By Richard Cabut
The First Post
We need more rebellious music to match our inflammatory times, says richard cabut
Contemporary political rock culture is characterised by the image of Bob Geldof with his arm thrown cosily around the shoulders of Tony Blair.
The music scene wasn’t always so servile. In the 1980s, the anarchist punk band Crass railed against authority rather than embracing it. So articulate were Crass in their espousal of anti-consumerism, self-rule and – against the background of the Falklands War – peace, that questions were asked in parliament.
They sold a phenomenal 2 million-plus records which, it is said, helped to inspire everyone from the anarcho-punks to the anti-globalisation movement.
So where, in these inflammatory times ripe with the necessity for action, has that good old anarcho spirit gone? Where are the songs and gigs screaming about Iraq/Iran, or about the sheer boredom of celebrity culture?
Crass, as a new biography by George Berger reminds us, politicised a whole generation – but unfortunately not this one. This lot are happy to leave it all to sanctimonious, self-publicist Geldof and Bush-toady Bono – although how these people, who show their love of the world by flattering those who are busy messing it up, retain any credibility is something of a mystery.

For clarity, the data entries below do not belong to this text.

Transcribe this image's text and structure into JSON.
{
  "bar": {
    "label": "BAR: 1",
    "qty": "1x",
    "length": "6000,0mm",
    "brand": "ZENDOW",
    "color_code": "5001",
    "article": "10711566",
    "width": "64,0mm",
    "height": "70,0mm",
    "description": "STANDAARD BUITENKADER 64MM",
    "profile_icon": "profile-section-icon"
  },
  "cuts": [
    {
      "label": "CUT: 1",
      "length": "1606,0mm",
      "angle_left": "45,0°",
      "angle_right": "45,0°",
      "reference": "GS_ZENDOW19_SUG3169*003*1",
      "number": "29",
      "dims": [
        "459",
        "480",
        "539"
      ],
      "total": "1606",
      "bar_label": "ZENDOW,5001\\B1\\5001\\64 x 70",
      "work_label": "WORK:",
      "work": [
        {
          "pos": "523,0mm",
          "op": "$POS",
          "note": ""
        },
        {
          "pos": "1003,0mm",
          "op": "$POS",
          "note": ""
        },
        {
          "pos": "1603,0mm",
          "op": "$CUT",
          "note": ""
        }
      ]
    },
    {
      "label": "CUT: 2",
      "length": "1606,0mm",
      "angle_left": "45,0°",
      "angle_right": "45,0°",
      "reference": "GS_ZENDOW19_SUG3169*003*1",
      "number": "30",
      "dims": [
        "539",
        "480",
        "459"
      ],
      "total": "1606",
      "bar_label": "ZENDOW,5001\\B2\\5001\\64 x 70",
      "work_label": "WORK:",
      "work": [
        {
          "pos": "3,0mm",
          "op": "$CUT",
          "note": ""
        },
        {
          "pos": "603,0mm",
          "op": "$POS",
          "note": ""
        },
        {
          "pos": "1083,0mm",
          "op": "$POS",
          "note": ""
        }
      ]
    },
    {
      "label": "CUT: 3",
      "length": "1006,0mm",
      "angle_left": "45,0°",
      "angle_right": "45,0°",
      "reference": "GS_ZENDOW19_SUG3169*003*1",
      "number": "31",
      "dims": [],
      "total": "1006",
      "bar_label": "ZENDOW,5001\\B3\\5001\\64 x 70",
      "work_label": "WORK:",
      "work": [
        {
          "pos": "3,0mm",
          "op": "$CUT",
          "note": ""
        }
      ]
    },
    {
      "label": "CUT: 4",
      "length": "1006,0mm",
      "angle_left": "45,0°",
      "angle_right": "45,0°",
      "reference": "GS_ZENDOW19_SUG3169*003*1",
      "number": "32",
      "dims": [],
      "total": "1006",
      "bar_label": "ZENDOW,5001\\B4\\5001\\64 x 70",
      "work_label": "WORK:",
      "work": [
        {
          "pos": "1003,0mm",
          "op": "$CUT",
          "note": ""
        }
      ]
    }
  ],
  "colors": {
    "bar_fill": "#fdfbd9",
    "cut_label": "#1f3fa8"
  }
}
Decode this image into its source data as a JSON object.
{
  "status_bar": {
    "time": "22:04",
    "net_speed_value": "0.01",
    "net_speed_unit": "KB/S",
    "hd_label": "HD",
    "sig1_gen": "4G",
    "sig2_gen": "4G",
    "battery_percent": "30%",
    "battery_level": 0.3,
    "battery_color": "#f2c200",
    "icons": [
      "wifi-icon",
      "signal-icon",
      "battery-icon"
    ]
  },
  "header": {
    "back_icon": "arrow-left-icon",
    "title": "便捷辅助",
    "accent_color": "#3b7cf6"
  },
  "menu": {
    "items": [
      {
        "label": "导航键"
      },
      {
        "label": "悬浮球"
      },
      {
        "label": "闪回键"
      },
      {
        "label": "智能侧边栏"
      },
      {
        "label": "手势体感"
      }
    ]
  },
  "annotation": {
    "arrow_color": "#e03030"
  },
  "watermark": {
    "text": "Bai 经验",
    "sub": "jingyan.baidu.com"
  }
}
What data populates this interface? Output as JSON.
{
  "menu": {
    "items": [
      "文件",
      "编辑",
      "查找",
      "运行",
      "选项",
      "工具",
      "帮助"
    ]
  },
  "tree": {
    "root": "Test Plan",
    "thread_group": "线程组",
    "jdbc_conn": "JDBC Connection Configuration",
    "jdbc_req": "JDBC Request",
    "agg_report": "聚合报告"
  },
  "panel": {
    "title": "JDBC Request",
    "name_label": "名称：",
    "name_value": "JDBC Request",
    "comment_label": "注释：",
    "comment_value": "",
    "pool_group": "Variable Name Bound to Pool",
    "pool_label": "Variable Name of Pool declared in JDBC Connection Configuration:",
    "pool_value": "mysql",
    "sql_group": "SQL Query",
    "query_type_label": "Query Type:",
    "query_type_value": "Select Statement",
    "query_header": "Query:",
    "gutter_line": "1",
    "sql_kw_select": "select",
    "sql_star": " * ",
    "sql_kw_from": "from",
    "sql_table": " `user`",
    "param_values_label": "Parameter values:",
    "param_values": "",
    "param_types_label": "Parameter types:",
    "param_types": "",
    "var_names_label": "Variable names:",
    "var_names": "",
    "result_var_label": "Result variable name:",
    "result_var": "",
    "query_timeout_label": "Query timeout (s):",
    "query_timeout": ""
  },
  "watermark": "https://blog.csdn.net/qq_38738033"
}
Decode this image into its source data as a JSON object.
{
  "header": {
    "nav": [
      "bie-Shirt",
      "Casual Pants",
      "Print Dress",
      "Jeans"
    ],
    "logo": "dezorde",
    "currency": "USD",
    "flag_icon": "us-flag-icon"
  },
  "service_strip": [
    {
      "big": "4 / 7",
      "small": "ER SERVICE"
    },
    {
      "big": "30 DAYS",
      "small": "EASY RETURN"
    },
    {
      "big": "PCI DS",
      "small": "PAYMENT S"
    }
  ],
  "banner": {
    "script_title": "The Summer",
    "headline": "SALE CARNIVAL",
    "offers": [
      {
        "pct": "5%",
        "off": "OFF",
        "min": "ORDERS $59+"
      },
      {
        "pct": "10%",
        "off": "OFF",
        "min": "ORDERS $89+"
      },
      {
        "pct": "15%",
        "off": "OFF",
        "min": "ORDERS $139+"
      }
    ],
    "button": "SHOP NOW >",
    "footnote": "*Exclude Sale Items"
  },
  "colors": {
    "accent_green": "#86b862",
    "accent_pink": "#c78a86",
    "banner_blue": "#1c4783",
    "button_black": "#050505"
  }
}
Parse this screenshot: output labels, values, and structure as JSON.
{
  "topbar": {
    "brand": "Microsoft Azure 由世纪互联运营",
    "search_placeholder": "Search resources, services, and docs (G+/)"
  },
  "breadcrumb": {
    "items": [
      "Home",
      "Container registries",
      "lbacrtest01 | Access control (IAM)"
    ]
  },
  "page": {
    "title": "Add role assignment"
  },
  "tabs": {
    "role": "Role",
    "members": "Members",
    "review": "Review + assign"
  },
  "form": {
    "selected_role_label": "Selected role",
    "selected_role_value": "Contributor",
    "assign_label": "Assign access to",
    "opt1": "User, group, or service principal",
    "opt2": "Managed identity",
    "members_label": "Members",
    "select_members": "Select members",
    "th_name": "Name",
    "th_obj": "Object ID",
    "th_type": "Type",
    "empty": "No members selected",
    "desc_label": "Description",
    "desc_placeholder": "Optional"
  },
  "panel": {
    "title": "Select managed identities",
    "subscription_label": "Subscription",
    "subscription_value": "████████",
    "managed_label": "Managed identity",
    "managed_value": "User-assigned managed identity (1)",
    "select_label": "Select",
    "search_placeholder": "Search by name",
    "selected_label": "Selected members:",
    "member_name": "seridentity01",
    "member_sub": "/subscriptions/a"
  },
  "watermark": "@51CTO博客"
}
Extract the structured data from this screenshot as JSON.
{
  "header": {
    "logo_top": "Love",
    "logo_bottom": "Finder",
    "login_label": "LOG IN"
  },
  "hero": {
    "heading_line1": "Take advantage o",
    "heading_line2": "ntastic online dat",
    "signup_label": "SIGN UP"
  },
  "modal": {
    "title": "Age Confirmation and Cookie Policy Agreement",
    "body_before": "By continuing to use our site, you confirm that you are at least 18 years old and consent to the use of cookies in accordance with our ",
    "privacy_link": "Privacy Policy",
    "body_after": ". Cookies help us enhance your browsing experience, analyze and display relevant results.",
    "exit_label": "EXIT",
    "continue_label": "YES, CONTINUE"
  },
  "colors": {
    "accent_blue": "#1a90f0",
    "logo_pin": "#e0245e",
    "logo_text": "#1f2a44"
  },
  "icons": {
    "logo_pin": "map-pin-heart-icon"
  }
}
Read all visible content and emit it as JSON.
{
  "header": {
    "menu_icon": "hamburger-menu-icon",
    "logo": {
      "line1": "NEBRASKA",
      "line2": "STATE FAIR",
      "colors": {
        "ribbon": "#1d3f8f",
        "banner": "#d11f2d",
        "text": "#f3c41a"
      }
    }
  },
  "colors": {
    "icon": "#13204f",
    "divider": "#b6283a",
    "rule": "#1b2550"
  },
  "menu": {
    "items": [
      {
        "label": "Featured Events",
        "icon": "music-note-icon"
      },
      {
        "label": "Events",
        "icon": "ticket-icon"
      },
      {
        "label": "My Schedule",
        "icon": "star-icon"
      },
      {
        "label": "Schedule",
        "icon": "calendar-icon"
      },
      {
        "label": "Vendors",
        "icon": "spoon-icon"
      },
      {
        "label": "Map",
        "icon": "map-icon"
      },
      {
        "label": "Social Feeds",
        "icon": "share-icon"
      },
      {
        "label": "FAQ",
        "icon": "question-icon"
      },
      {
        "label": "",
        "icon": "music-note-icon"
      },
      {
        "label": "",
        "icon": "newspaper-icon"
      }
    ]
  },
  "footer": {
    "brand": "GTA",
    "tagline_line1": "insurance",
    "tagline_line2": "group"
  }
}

Then there’s Coldplay, whose turgidity gives singer Chris Martin’s favourite worthwhile causes a bad name by association, and eco-dabblers like Damon Albarn and Radiohead’s Thom Yorke. Meanwhile, Mercury Prize winners the Arctic Monkeys are happy to take punk’s spikey lustre, but have decided its ethos doesn’t look good on the dance-floor.
In the light of such limpness, what we need is a committed, oppositional and, yes, anarchic, rock culture to kick up a rebellious stink once more. Arise, kids, you’ve got nothing to lose but your chainstores – which, I suspect, is the problem in a nutshell.